#### Exercise
Answer with a bare number: the count of lines in the data below that contain the word "jamón".
[Start of Attachment]
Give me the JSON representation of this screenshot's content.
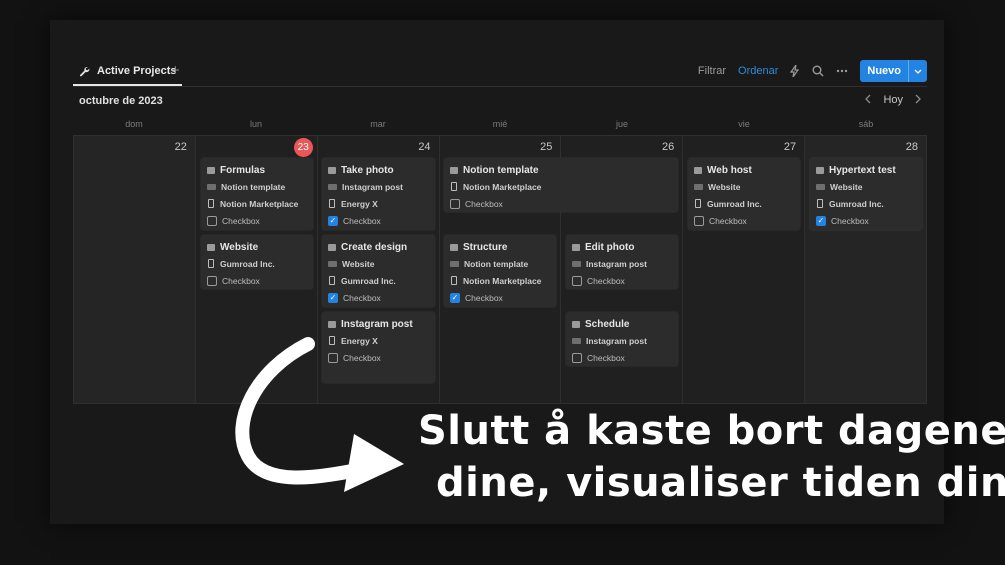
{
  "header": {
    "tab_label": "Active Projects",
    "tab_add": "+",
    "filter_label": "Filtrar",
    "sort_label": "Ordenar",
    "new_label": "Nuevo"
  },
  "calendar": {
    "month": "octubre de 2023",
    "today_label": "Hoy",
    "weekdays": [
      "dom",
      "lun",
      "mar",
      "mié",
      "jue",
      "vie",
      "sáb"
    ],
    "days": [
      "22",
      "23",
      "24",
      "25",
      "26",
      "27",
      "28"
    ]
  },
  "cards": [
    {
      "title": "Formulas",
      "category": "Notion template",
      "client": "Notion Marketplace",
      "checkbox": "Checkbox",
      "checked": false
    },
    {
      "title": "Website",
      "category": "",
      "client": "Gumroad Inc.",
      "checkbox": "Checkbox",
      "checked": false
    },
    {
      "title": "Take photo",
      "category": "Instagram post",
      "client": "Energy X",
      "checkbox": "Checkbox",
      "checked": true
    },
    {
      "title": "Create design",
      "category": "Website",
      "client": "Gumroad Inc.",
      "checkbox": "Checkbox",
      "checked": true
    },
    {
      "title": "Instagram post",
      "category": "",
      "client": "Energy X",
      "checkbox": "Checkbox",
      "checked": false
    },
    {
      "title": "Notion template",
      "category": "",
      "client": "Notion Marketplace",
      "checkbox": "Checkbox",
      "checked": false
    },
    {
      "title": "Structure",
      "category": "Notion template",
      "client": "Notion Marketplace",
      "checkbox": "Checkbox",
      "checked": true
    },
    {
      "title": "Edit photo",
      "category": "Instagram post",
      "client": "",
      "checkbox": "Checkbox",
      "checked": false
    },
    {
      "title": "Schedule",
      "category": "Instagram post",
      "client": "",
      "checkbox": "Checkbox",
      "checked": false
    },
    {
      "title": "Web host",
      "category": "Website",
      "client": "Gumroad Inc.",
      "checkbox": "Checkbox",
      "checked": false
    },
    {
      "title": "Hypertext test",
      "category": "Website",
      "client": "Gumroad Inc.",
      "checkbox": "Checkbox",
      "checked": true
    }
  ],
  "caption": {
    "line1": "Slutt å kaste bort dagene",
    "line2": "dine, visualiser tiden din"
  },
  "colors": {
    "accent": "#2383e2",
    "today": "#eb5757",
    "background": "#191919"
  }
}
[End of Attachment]
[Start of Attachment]
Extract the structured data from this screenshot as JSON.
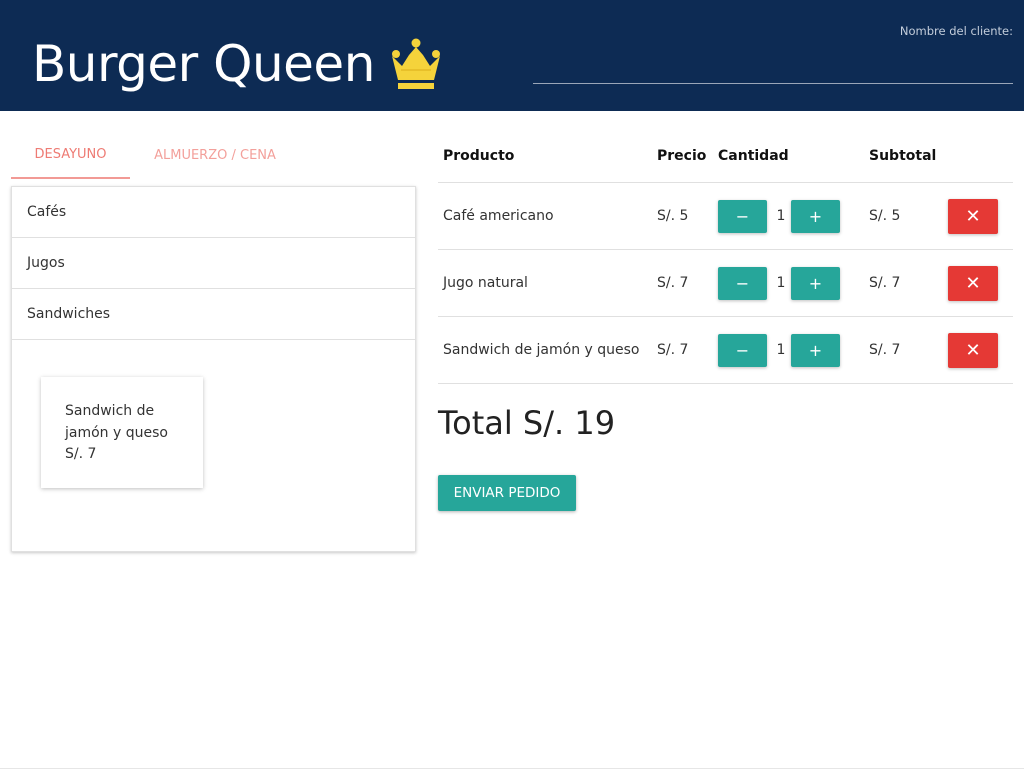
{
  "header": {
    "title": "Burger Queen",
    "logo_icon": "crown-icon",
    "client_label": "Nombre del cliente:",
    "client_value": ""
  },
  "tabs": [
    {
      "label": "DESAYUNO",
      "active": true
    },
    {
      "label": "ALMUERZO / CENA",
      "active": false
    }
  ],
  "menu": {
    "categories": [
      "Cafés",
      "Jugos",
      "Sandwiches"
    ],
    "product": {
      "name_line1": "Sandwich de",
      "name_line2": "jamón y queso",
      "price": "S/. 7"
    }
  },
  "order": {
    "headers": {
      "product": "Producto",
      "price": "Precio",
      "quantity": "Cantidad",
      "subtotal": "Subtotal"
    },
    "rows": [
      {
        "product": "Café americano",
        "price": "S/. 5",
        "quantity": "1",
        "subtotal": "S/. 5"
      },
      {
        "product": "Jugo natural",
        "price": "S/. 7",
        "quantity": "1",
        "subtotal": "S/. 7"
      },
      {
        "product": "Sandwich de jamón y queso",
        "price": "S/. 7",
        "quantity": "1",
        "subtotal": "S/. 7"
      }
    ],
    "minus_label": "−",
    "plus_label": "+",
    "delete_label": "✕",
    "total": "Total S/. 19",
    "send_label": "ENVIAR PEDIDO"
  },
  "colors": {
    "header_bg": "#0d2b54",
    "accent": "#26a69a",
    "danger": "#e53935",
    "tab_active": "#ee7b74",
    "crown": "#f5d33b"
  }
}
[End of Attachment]
#### Result of the exercise
2